═════ DATA IN THIS EXERCISE
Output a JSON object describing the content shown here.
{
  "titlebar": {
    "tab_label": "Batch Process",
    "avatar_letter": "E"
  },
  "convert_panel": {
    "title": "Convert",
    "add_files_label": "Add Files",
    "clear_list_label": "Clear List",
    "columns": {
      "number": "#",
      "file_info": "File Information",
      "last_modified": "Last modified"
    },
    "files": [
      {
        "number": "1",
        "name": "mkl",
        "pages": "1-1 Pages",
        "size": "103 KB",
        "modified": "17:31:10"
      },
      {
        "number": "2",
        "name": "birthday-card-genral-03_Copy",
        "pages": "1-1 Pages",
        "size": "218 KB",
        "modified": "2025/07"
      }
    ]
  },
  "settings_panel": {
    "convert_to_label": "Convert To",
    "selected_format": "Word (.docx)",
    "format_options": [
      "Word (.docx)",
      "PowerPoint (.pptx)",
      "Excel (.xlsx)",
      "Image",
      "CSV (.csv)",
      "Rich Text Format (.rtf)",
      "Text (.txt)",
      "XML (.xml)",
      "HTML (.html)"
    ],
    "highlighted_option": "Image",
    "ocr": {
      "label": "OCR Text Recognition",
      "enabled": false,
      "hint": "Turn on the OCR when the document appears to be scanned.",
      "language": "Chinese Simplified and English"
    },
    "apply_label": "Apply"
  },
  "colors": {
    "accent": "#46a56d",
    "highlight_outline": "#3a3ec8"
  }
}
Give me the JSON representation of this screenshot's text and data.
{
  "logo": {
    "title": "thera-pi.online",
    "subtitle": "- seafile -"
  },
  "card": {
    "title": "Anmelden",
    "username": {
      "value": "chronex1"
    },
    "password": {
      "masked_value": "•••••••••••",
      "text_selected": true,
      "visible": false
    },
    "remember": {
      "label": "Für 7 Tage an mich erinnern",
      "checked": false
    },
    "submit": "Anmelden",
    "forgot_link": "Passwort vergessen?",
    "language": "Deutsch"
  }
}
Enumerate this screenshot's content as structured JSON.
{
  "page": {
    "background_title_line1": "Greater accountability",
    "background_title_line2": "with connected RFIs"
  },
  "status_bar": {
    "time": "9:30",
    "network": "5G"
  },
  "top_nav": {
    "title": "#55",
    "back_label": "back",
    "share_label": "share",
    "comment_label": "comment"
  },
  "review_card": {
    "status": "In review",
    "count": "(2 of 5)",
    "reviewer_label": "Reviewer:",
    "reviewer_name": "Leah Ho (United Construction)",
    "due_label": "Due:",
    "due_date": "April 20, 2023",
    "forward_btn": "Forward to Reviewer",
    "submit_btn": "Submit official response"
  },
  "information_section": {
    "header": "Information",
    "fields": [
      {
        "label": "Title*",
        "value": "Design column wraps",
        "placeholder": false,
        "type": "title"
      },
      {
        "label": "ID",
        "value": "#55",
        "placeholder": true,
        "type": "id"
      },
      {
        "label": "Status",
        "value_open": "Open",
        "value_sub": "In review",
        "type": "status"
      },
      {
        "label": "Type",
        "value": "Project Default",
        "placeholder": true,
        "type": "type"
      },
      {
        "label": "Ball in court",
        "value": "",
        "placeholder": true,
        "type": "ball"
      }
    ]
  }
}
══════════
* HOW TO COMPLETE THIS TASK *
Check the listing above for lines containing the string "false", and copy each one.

* FINISHED TASK *
      "enabled": false,
      "visible": false
      "checked": false
        "placeholder": false,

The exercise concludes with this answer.